"I loved the soothing influence the overall grey and white design palette had over me,” said Marks. “The organic transition of the interiors leading to the exteriors was executed perfectly. The repetition of using the same furniture frames, upholstery shapes and fabrics was subconsciously calming. The same campaign style side chair was used in the villas, as it was used in the spa, and again in the main exterior dining terrace. Because your eye sees this repetition, the furniture and decor almost ‘disappeared’ and you're aware only of the natural beauty of Greece.”

Marks admired Tuttle’s classical Greek-inspired architecture and the simplicity of the materials palette of pale grey marble and pale local stone.

“Pure and natural materials and the clean lines of columns and stone walls forced you to see the landscape and the sea beyond,’ noted Marks. “I appreciated undeveloped wild hills that surround the resort. Amanzoe requires a long drive from Athens, and it is most certainly worth it.”











Guests dine on sheltered terraces as well as in many restaurants and bars. Suites include lap pools with magnificent views. The Restaurant is open for breakfast and dinner, and serves Greek and international breakfast choices and Mediterranean dinner menus.

Fireplaces are lit during the cooler months. There are also an informal pool restaurant, the casual Beach Club, and a popular poolside Japanese restaurant. Views are always superbly framed. Summer in Greece can offer intensely hot days, and the hotel’s design includes reflecting pools and open pavilions, as well as shaded places for repose and scenic pleasure.

















Local stone and marble were quarried and crafted using traditional methods to create walls, columns, and decorative accents throughout the resort. There’s a strong sense of place and Greek classical style. 

Olive and cypress trees were planted when construction began, and the property is textured with handsome mature trees that give the impression that the resort has stood on this regal site for many years. There is also a spa with double treatment rooms and steam rooms, a hammam, Thai massage room, watsu pool, a hair salon. The extensive spa menu combined ancient Greek beauty rituals with Asian techniques.










Perhaps most fascinating for Californians is that Ed Tuttle, the architect/ interior designer, grew up in the Bay Area. After studying architecture, he apprenticed with the Gump's design studio in San Francisco.

In recent decades Tuttle, based in Paris, has made his mark designing Aman resorts in India and Bali and throughout Asia, always working in the design and architecture vernacular of the region.








At Amanzoe, Tuttle controlled all aspects of the architecture, interiors, and the furniture design. His Greek temple-inspired architecture reflects the cultural flavor of the Peloponnese region,
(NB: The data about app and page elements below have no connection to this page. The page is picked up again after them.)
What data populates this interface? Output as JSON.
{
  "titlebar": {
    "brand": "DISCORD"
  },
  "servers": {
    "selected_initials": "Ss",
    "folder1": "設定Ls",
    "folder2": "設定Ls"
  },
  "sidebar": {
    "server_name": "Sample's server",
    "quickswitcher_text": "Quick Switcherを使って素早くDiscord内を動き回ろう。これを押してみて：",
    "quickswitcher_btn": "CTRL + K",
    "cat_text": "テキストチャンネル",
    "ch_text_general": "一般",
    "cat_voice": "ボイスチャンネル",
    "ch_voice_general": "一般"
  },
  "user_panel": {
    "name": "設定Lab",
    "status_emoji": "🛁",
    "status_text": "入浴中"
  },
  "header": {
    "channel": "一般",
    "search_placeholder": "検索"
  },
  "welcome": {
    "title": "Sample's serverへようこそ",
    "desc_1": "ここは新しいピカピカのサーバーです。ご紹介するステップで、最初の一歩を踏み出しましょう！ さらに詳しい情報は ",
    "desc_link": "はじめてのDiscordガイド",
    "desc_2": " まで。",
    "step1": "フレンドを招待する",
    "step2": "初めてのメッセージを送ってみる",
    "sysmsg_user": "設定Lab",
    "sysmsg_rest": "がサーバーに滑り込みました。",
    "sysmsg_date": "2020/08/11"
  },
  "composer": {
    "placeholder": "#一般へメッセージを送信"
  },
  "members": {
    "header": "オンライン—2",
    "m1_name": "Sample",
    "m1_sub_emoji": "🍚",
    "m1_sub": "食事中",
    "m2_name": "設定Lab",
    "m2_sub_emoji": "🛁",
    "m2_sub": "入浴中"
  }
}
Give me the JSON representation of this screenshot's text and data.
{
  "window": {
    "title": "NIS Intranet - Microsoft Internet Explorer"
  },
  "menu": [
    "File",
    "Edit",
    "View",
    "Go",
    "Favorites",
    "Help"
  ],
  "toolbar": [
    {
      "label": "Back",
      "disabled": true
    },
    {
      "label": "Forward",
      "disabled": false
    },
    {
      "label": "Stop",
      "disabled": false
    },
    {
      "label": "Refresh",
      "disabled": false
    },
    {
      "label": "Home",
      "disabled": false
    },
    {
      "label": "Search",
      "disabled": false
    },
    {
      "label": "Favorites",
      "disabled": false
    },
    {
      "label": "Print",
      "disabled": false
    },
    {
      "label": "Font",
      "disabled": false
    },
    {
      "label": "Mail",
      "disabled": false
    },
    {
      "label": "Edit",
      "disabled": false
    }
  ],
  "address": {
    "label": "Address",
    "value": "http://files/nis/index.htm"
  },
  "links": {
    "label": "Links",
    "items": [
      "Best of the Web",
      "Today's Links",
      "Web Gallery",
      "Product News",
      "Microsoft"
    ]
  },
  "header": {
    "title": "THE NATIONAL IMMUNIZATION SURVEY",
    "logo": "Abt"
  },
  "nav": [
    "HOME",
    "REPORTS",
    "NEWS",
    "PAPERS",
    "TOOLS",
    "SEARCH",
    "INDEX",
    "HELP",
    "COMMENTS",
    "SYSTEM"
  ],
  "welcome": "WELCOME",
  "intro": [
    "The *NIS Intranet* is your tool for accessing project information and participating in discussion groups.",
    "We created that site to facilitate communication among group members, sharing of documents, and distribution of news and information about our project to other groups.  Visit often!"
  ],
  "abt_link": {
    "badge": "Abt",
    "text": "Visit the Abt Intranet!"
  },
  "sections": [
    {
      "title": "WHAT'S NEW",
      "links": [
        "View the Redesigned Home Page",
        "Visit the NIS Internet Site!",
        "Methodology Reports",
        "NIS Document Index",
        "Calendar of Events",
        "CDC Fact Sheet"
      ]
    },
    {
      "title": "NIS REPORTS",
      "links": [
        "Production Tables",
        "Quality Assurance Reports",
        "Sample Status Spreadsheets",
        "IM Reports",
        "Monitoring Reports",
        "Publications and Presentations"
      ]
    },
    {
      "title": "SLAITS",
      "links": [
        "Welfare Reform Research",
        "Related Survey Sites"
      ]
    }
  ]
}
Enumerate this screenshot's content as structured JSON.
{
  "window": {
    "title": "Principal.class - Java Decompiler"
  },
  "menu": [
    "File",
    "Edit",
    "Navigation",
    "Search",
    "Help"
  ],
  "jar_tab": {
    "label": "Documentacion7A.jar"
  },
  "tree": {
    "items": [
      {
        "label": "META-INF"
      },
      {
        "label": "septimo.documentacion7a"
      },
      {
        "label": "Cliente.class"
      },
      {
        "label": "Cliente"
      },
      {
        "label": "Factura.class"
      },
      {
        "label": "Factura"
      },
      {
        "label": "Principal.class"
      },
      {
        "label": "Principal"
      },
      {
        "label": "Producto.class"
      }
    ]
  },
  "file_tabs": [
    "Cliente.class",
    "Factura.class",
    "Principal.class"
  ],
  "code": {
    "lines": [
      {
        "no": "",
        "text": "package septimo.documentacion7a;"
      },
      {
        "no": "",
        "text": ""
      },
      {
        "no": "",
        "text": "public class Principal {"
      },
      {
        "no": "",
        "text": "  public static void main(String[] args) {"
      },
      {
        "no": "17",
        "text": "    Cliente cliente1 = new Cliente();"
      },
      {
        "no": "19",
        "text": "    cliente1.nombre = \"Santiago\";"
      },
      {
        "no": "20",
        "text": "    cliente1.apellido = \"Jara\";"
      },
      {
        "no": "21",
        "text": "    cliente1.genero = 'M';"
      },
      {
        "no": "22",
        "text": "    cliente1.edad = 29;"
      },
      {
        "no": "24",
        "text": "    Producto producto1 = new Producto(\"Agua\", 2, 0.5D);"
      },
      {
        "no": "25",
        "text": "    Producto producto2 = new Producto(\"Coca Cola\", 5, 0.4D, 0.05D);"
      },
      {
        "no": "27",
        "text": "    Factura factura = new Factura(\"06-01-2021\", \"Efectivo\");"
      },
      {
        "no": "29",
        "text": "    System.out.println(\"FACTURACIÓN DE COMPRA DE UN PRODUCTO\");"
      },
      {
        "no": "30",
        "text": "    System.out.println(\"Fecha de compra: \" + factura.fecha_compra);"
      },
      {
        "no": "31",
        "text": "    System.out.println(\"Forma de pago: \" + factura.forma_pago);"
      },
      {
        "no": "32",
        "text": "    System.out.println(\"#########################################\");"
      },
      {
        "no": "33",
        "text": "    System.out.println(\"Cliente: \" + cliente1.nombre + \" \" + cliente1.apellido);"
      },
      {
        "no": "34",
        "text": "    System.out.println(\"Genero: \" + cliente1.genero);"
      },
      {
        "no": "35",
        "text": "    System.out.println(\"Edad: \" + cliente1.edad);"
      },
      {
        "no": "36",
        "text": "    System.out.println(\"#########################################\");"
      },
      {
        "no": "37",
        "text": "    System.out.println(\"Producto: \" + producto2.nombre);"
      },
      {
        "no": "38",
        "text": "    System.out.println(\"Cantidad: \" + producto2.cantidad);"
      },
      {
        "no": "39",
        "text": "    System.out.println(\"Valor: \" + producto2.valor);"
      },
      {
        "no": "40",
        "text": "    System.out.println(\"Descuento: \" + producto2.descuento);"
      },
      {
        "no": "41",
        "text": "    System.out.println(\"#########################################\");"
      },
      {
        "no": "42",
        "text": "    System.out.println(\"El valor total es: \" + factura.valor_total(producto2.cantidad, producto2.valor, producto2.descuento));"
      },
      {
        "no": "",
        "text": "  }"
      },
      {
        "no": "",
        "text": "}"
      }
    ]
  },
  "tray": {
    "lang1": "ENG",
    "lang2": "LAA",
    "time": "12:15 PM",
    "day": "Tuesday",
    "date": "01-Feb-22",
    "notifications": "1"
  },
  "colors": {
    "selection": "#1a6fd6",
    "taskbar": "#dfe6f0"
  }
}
Tuttle worked closely with local crafts specialists and artisans, and used local materials such as stone and timber, and techniques and styles that are particular to historic and contemporary architecture of the region.

Families and groups of friends enjoy the serviced 4-6 bedroom villas with spacious terraces and a very residential relaxed feeling. Each villa comes with a private chef.

Although it is a discreetly small resort, it offers a private beach club, speedboats for island-hopping excursions, two swimming pools, a gym, a spa and yoga studio, tennis courts, a boutique, a library.

The eastern Peloponnese constellation of inlets means the water is calm and less wind-swept than other island groups.

This is Greece’s largest wine and olive producing region and also home to UNESCO World Heritage sites including the wondrous amphitheatre at Epidaurus and Olympia, birthplace of the Olympic Games.

Porto Heli is surrounded by a rich agricultural region of Argolida, and it’s a locavore's dream. Resort restaurant vegetables, seasonal fruit, local wine and retsina, farm cheeses, fish, olives, and olive oil and even the famous Greek honey, all come from the surrounding region.








CREDITS:

Photography courtesy of Aman Resorts.
www.aman.com